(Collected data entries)
..............................

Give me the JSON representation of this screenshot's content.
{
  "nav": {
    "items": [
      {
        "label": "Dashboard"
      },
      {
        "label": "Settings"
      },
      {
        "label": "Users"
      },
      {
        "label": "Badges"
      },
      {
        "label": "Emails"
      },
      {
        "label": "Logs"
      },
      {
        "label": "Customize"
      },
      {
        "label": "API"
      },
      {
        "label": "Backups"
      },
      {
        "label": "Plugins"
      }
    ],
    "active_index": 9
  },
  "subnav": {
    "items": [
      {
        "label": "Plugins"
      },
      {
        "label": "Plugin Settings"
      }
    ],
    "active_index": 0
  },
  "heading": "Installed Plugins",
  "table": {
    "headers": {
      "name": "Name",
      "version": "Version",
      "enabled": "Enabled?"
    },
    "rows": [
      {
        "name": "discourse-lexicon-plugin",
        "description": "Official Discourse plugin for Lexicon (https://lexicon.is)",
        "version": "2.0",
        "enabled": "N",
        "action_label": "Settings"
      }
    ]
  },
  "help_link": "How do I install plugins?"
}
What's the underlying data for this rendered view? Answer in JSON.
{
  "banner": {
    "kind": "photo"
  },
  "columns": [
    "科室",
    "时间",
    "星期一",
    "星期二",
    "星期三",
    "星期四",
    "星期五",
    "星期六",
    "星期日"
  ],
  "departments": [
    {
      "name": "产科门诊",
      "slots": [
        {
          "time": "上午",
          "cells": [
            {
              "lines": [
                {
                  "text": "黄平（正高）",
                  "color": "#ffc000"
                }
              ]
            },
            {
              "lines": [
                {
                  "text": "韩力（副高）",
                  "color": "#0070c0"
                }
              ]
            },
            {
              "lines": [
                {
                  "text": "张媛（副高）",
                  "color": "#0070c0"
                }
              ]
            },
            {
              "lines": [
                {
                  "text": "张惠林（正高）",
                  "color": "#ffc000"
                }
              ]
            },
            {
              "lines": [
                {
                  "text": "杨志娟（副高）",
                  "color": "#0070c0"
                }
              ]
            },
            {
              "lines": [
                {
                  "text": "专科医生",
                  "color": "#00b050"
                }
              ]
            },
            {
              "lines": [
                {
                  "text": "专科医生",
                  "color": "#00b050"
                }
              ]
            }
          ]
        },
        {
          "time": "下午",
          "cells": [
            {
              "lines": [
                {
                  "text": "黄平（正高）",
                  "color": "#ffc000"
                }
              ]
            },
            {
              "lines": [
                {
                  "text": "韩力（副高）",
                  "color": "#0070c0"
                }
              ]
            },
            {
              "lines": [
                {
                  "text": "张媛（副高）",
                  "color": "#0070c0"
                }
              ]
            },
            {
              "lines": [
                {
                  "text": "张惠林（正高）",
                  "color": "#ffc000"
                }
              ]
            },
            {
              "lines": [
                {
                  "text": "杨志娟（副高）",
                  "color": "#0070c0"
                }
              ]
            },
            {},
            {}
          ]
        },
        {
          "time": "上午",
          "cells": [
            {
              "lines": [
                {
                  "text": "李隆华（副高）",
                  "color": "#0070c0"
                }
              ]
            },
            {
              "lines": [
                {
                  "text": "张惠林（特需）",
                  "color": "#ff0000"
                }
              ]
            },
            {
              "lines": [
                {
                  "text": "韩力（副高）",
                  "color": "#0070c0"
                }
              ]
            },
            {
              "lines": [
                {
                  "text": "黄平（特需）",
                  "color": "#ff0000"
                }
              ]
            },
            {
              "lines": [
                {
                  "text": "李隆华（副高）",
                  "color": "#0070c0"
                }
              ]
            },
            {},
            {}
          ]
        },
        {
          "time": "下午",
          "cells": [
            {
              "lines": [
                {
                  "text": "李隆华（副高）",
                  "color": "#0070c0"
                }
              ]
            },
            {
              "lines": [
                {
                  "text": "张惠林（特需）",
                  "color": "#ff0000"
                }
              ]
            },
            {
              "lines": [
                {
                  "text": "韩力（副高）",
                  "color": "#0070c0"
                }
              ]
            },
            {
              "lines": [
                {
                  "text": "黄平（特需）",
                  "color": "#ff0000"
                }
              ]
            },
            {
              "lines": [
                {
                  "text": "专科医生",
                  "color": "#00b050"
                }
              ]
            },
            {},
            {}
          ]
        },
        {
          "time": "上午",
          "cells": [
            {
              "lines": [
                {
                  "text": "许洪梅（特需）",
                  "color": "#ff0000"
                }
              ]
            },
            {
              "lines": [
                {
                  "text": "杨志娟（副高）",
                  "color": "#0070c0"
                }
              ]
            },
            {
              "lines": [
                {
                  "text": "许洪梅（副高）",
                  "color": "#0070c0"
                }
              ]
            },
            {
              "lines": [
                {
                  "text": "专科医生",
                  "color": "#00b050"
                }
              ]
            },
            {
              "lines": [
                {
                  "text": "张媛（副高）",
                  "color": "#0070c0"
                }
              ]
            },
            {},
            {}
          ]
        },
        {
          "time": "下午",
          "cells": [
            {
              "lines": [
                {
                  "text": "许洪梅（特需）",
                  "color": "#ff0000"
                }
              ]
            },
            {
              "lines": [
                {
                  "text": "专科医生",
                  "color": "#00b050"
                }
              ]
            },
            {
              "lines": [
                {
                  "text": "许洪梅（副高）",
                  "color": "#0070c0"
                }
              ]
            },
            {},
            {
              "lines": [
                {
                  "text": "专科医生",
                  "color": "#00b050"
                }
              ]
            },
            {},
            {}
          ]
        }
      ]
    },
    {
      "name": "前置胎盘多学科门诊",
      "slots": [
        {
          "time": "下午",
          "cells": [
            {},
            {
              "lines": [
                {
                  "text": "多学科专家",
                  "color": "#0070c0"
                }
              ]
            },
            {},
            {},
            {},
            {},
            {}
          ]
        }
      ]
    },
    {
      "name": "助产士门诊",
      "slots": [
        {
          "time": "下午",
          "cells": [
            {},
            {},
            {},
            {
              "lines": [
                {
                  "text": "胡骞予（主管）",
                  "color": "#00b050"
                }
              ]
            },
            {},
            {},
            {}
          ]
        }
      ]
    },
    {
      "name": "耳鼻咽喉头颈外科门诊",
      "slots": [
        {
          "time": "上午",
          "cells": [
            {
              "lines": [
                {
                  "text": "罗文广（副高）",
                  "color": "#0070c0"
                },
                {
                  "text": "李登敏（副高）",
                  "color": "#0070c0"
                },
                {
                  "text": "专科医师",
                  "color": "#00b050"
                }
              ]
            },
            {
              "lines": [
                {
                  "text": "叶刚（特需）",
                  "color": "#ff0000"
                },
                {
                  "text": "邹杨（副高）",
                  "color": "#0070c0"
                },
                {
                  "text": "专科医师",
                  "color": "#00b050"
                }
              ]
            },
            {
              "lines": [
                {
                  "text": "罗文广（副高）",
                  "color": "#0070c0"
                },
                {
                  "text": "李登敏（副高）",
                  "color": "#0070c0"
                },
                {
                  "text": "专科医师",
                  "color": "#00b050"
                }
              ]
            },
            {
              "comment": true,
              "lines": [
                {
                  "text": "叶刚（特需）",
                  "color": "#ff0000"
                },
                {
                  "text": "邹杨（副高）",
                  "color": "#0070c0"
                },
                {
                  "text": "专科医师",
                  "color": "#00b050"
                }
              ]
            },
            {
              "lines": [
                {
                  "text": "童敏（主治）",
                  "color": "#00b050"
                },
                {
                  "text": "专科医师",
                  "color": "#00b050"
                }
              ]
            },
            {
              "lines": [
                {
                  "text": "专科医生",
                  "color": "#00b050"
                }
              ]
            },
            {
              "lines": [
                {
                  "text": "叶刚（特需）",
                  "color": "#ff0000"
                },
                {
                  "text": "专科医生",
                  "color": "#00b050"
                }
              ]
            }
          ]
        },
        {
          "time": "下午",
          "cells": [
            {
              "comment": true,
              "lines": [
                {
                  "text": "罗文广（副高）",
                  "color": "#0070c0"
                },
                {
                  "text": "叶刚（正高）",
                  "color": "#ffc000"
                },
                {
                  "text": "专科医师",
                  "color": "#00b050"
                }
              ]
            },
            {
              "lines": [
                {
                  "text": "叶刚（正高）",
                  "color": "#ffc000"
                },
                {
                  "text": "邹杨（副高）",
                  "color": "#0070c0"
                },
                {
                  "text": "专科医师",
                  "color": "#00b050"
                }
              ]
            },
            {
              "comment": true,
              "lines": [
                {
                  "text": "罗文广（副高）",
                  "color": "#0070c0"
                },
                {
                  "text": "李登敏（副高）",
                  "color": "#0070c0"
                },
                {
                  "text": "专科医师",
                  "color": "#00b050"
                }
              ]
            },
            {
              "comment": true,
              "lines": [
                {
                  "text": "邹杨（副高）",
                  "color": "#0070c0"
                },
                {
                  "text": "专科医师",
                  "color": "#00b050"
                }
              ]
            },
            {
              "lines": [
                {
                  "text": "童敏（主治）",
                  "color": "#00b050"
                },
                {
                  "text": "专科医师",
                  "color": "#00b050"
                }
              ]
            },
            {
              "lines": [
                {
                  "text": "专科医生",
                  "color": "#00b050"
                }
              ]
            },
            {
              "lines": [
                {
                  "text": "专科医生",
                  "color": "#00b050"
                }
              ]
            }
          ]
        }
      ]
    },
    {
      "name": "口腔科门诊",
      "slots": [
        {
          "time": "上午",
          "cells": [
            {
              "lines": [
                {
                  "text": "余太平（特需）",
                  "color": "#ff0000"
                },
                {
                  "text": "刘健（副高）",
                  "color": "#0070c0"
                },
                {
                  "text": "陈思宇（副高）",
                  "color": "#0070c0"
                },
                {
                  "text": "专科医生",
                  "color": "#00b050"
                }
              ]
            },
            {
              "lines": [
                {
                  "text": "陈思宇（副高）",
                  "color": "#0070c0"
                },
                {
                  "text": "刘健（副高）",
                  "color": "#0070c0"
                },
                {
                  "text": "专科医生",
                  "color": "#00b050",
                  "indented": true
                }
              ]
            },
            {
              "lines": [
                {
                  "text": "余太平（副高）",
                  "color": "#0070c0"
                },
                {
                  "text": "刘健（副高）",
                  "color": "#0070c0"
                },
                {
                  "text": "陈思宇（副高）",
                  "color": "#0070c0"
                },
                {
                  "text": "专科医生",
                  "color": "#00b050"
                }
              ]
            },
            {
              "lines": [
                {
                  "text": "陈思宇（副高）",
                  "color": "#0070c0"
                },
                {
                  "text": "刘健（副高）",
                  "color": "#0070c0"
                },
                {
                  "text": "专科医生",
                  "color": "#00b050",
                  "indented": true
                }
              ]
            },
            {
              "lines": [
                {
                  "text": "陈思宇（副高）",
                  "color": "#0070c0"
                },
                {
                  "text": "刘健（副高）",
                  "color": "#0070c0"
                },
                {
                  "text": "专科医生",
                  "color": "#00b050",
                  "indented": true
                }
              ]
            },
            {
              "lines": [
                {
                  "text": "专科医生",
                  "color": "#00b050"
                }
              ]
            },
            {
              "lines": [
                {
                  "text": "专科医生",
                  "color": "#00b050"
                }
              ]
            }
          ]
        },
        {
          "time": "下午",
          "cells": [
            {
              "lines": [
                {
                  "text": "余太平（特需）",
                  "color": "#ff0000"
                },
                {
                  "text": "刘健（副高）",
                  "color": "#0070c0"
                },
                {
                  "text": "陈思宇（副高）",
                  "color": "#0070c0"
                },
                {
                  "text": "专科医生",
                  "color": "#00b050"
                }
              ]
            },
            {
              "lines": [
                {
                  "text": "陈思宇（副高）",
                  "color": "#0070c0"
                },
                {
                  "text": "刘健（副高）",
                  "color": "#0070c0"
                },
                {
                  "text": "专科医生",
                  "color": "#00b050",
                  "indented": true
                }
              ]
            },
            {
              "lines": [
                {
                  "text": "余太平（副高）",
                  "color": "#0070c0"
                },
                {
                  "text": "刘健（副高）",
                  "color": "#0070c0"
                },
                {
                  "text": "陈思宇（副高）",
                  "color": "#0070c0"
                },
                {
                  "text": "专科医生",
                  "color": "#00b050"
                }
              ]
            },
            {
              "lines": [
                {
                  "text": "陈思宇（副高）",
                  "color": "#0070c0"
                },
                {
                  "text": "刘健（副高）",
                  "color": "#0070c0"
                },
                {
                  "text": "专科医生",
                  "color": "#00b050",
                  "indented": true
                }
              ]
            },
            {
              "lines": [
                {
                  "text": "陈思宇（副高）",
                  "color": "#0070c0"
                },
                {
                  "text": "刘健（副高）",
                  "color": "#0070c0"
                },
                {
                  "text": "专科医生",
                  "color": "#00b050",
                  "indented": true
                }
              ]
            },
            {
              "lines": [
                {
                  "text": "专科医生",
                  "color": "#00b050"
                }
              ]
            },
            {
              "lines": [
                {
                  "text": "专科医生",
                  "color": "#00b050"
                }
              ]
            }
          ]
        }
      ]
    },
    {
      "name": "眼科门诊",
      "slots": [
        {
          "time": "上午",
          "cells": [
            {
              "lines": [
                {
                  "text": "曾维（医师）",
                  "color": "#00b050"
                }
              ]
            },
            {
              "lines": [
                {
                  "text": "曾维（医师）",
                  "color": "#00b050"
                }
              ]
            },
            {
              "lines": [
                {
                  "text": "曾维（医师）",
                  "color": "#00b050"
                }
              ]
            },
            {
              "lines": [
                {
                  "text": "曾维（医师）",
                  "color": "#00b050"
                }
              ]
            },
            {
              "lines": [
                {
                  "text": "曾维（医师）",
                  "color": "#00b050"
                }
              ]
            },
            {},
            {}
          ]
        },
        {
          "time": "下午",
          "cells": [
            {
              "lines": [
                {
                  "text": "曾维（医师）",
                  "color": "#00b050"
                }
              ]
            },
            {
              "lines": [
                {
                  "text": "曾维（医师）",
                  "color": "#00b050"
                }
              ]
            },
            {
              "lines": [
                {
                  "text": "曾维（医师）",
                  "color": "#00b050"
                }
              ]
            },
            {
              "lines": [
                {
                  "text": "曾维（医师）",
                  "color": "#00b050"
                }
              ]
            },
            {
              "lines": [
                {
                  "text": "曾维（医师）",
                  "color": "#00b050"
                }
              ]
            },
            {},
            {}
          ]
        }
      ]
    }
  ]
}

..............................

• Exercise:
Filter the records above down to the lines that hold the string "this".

• Your solution:
Give me the JSON representation of this screenshot's content.
What's the underlying data for this rendered view? Answer in JSON.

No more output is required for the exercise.